To do -
Restate the records below word for word.

Stored items:

*** Begin section ***

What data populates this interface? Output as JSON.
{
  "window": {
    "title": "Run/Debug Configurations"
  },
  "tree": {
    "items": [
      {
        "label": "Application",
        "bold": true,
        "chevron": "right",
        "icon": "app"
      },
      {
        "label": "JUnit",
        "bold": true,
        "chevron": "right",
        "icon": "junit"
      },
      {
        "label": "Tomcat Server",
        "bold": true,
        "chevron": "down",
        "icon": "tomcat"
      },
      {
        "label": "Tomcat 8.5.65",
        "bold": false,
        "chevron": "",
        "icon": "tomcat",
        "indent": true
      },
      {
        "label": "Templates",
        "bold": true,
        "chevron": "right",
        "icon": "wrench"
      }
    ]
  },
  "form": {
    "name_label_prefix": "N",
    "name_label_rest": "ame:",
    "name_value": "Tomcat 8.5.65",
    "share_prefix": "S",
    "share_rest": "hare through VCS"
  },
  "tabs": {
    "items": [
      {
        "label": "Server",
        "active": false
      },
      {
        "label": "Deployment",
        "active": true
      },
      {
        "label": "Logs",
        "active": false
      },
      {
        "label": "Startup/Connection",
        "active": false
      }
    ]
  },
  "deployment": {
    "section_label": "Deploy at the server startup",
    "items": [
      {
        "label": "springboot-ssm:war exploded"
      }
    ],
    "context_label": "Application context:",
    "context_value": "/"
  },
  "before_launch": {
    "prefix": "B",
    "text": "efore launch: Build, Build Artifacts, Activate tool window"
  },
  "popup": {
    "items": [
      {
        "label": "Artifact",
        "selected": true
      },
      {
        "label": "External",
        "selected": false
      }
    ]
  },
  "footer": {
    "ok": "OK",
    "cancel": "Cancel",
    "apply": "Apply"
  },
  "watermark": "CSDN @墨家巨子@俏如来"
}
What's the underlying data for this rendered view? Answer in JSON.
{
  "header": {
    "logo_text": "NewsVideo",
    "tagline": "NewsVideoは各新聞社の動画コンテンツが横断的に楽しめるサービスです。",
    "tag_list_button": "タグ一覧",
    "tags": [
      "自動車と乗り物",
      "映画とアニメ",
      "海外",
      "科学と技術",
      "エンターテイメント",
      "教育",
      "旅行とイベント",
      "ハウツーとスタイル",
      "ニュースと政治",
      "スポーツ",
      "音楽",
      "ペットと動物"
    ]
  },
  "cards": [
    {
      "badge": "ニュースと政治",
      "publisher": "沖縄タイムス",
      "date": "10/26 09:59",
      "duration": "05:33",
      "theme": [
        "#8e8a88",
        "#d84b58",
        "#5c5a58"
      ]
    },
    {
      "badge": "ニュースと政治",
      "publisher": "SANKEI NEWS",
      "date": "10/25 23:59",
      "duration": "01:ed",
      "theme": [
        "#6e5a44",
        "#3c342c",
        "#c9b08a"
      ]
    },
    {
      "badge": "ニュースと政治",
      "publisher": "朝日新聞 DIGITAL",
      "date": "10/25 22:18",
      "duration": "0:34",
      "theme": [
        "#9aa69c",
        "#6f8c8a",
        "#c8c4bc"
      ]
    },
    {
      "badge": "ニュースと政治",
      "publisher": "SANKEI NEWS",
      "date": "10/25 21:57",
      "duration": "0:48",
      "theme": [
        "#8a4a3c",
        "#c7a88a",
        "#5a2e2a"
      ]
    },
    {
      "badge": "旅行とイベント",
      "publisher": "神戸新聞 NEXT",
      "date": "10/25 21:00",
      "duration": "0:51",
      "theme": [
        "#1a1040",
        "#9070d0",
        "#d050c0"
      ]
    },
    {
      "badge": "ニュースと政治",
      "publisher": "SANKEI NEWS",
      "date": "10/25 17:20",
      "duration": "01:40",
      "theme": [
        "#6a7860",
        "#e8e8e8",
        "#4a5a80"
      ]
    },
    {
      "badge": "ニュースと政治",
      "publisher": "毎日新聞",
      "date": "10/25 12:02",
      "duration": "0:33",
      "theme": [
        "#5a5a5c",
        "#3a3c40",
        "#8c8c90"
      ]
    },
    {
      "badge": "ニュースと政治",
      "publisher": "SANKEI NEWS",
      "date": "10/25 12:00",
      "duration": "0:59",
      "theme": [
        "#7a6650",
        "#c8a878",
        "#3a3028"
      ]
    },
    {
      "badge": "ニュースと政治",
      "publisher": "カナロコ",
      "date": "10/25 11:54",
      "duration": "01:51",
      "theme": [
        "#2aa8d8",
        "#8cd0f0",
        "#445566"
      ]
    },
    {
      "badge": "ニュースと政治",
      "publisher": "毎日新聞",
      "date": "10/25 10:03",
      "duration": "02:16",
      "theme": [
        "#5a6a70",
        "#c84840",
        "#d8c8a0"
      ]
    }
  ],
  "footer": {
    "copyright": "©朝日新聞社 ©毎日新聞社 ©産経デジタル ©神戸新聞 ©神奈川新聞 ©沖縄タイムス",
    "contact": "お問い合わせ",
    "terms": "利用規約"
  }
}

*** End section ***

Answer section -
What data populates this interface? Output as JSON.
{
  "window": {
    "title": "Run/Debug Configurations"
  },
  "tree": {
    "items": [
      {
        "label": "Application",
        "bold": true,
        "chevron": "right",
        "icon": "app"
      },
      {
        "label": "JUnit",
        "bold": true,
        "chevron": "right",
        "icon": "junit"
      },
      {
        "label": "Tomcat Server",
        "bold": true,
        "chevron": "down",
        "icon": "tomcat"
      },
      {
        "label": "Tomcat 8.5.65",
        "bold": false,
        "chevron": "",
        "icon": "tomcat",
        "indent": true
      },
      {
        "label": "Templates",
        "bold": true,
        "chevron": "right",
        "icon": "wrench"
      }
    ]
  },
  "form": {
    "name_label_prefix": "N",
    "name_label_rest": "ame:",
    "name_value": "Tomcat 8.5.65",
    "share_prefix": "S",
    "share_rest": "hare through VCS"
  },
  "tabs": {
    "items": [
      {
        "label": "Server",
        "active": false
      },
      {
        "label": "Deployment",
        "active": true
      },
      {
        "label": "Logs",
        "active": false
      },
      {
        "label": "Startup/Connection",
        "active": false
      }
    ]
  },
  "deployment": {
    "section_label": "Deploy at the server startup",
    "items": [
      {
        "label": "springboot-ssm:war exploded"
      }
    ],
    "context_label": "Application context:",
    "context_value": "/"
  },
  "before_launch": {
    "prefix": "B",
    "text": "efore launch: Build, Build Artifacts, Activate tool window"
  },
  "popup": {
    "items": [
      {
        "label": "Artifact",
        "selected": true
      },
      {
        "label": "External",
        "selected": false
      }
    ]
  },
  "footer": {
    "ok": "OK",
    "cancel": "Cancel",
    "apply": "Apply"
  },
  "watermark": "CSDN @墨家巨子@俏如来"
}
What's the underlying data for this rendered view? Answer in JSON.
{
  "header": {
    "logo_text": "NewsVideo",
    "tagline": "NewsVideoは各新聞社の動画コンテンツが横断的に楽しめるサービスです。",
    "tag_list_button": "タグ一覧",
    "tags": [
      "自動車と乗り物",
      "映画とアニメ",
      "海外",
      "科学と技術",
      "エンターテイメント",
      "教育",
      "旅行とイベント",
      "ハウツーとスタイル",
      "ニュースと政治",
      "スポーツ",
      "音楽",
      "ペットと動物"
    ]
  },
  "cards": [
    {
      "badge": "ニュースと政治",
      "publisher": "沖縄タイムス",
      "date": "10/26 09:59",
      "duration": "05:33",
      "theme": [
        "#8e8a88",
        "#d84b58",
        "#5c5a58"
      ]
    },
    {
      "badge": "ニュースと政治",
      "publisher": "SANKEI NEWS",
      "date": "10/25 23:59",
      "duration": "01:ed",
      "theme": [
        "#6e5a44",
        "#3c342c",
        "#c9b08a"
      ]
    },
    {
      "badge": "ニュースと政治",
      "publisher": "朝日新聞 DIGITAL",
      "date": "10/25 22:18",
      "duration": "0:34",
      "theme": [
        "#9aa69c",
        "#6f8c8a",
        "#c8c4bc"
      ]
    },
    {
      "badge": "ニュースと政治",
      "publisher": "SANKEI NEWS",
      "date": "10/25 21:57",
      "duration": "0:48",
      "theme": [
        "#8a4a3c",
        "#c7a88a",
        "#5a2e2a"
      ]
    },
    {
      "badge": "旅行とイベント",
      "publisher": "神戸新聞 NEXT",
      "date": "10/25 21:00",
      "duration": "0:51",
      "theme": [
        "#1a1040",
        "#9070d0",
        "#d050c0"
      ]
    },
    {
      "badge": "ニュースと政治",
      "publisher": "SANKEI NEWS",
      "date": "10/25 17:20",
      "duration": "01:40",
      "theme": [
        "#6a7860",
        "#e8e8e8",
        "#4a5a80"
      ]
    },
    {
      "badge": "ニュースと政治",
      "publisher": "毎日新聞",
      "date": "10/25 12:02",
      "duration": "0:33",
      "theme": [
        "#5a5a5c",
        "#3a3c40",
        "#8c8c90"
      ]
    },
    {
      "badge": "ニュースと政治",
      "publisher": "SANKEI NEWS",
      "date": "10/25 12:00",
      "duration": "0:59",
      "theme": [
        "#7a6650",
        "#c8a878",
        "#3a3028"
      ]
    },
    {
      "badge": "ニュースと政治",
      "publisher": "カナロコ",
      "date": "10/25 11:54",
      "duration": "01:51",
      "theme": [
        "#2aa8d8",
        "#8cd0f0",
        "#445566"
      ]
    },
    {
      "badge": "ニュースと政治",
      "publisher": "毎日新聞",
      "date": "10/25 10:03",
      "duration": "02:16",
      "theme": [
        "#5a6a70",
        "#c84840",
        "#d8c8a0"
      ]
    }
  ],
  "footer": {
    "copyright": "©朝日新聞社 ©毎日新聞社 ©産経デジタル ©神戸新聞 ©神奈川新聞 ©沖縄タイムス",
    "contact": "お問い合わせ",
    "terms": "利用規約"
  }
}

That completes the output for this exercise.